Women's lives 'no better' in new Afghanistan

By Justin Huggler, Asia Correspondent

The lives of Afghanistan's women have changed little five years after the fall of the Taliban, according to a new report by a UK-based women's rights group.

Womankind Worldwide found violence against women is still endemic - and the number of women setting fire to themselves because they cannot bear their lives is rising dramatically.

The iconic images of women throwing off their burqas after the overthrow of the Taliban in 2001 were always a fiction. Except among a small elite in Kabul, the overwhelming majority of women in Afghanistan are still forced to cover their entire bodies and faces.

The report's researchers found that very little has changed. Between 60 and 80 per cent of all marriages in Afghanistan are forced. As many as 57 per cent of girls are married off below the age of 16, some as young as six. Because of the custom of paying a bride price, marriage is essentially a financial transaction, and girls a commodity.

The custom of baad, when girls and women are exchanged to settle debts and disputes, is still widely practised. The women are not treated as proper wives, but in effect are slave workers for their husbands.

Honour killing is also still widespread. Women are killed for dishonouring their families through "crimes" such as even being seen associating with a man. A family member kills the woman.

Even women who have been raped cannot report the crime because they risk being prosecuted for having sex outside marriage.

The Taliban were vilified for denying girls education, but even now only 19 per cent of Afghan schools are for girls and only 5 per cent of girls of secondary school age are enrolled.

And the West cannot blame the Taliban, as many of the abuses take place in the north and west, where the Taliban are not active.

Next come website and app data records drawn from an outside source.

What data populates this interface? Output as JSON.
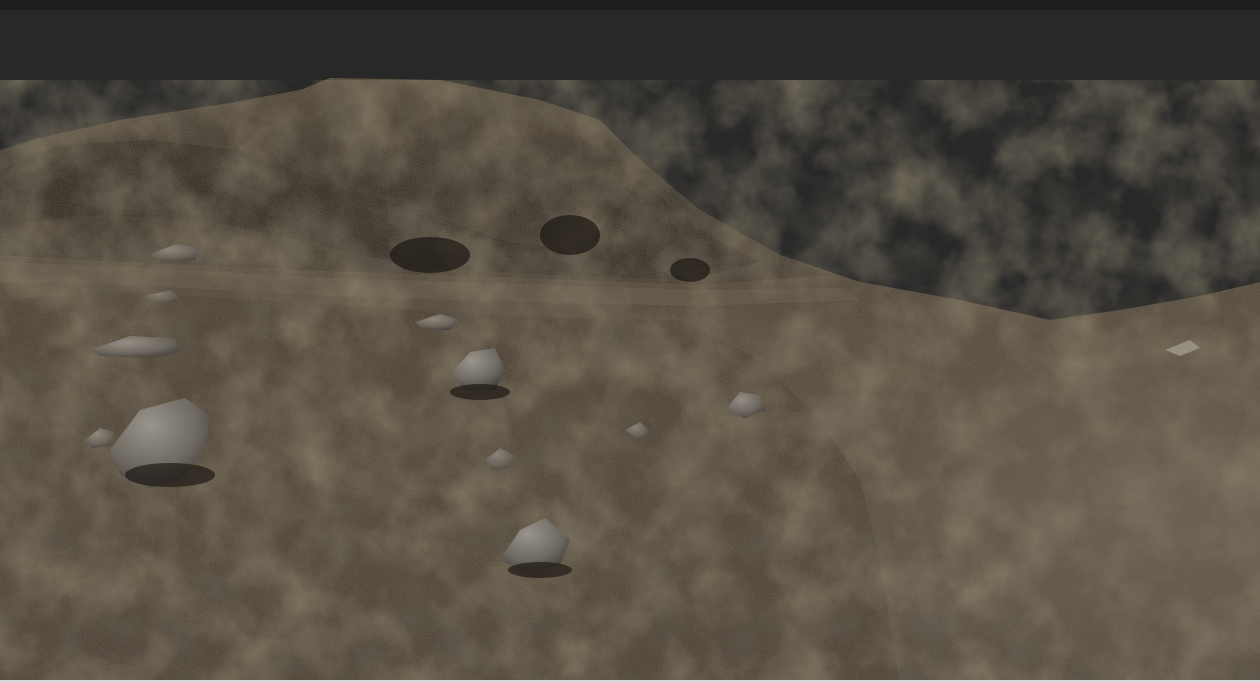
{
  "scene": {
    "type": "3d-terrain-render",
    "sky_color": "#282828",
    "terrain_palette": {
      "dark_soil": "#2a241c",
      "mid_soil": "#4a3f31",
      "light_soil": "#6b5b45",
      "dry_grass": "#7a6740",
      "rock": "#8c8880",
      "rock_shadow": "#3a3631"
    }
  }
}
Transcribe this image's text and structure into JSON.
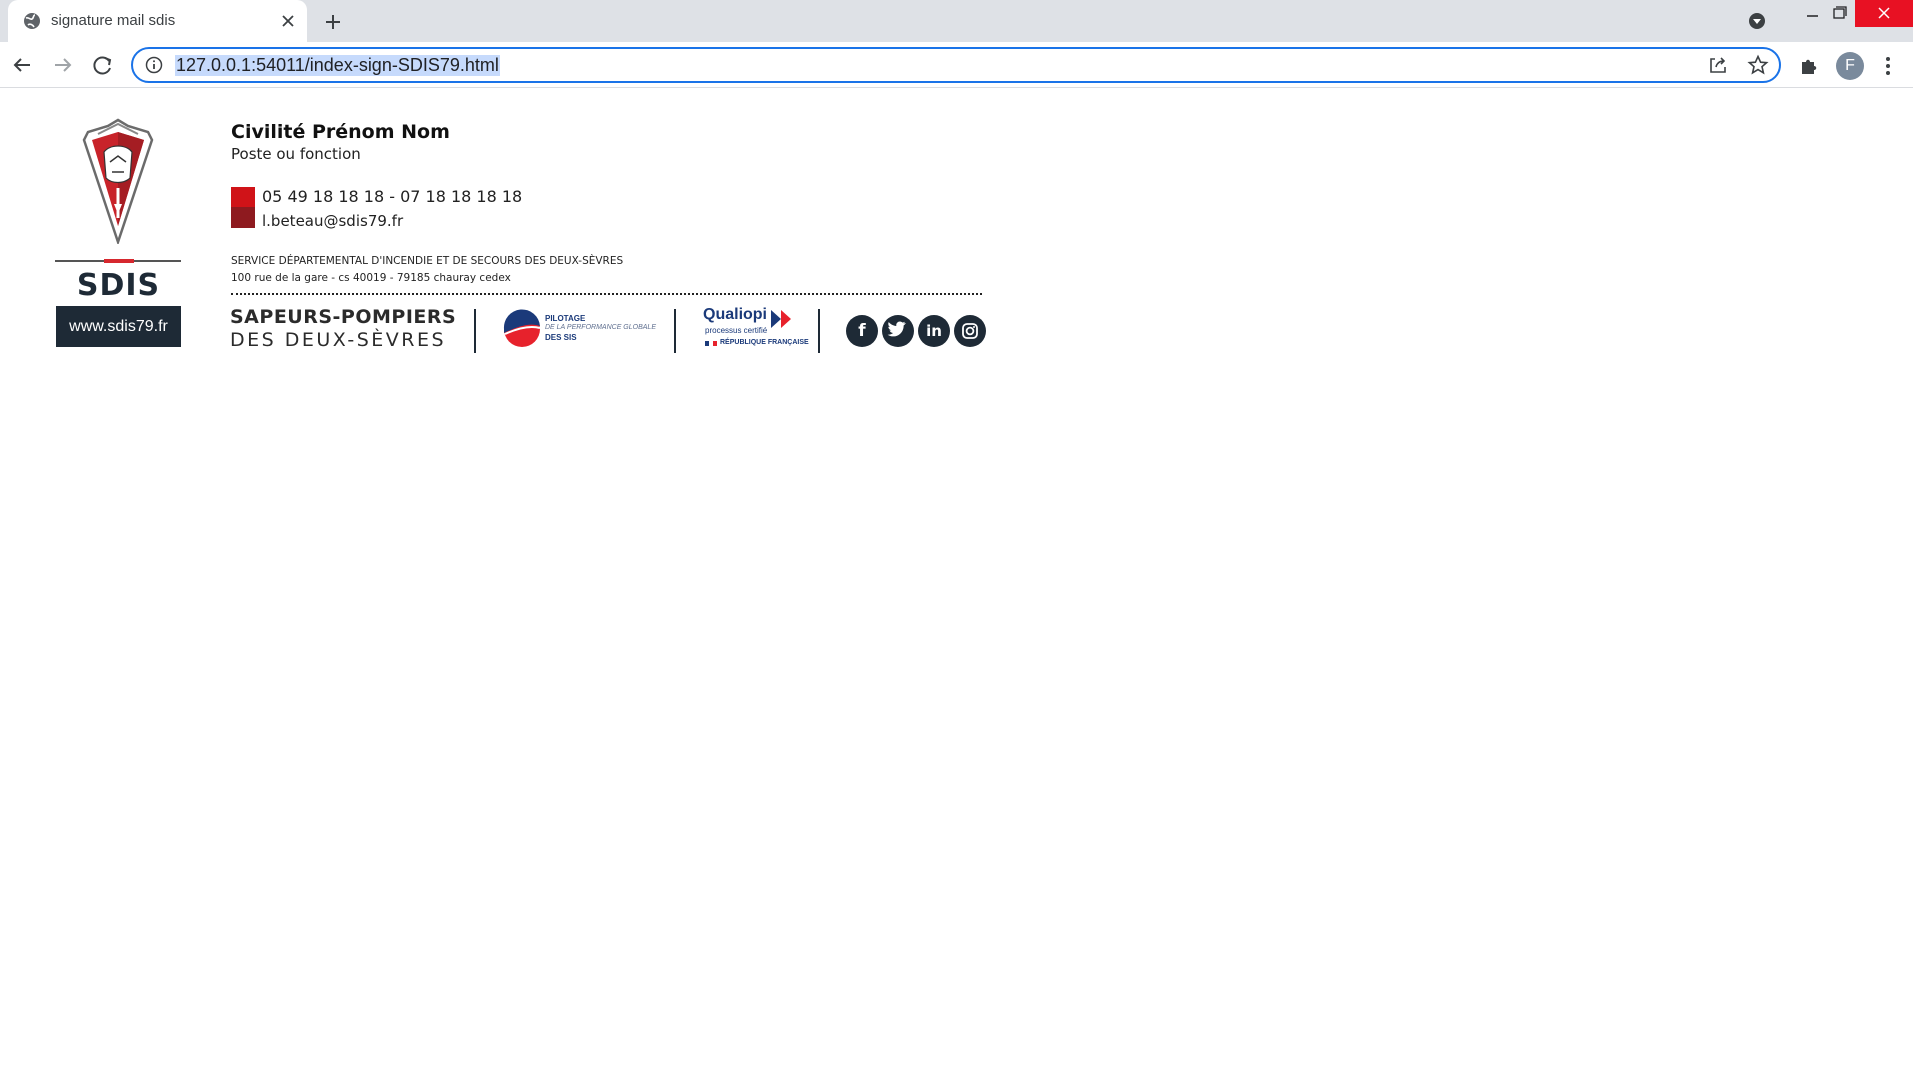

In the north-east, where the Taliban never had control, a woman dies every 20 minutes in childbirth.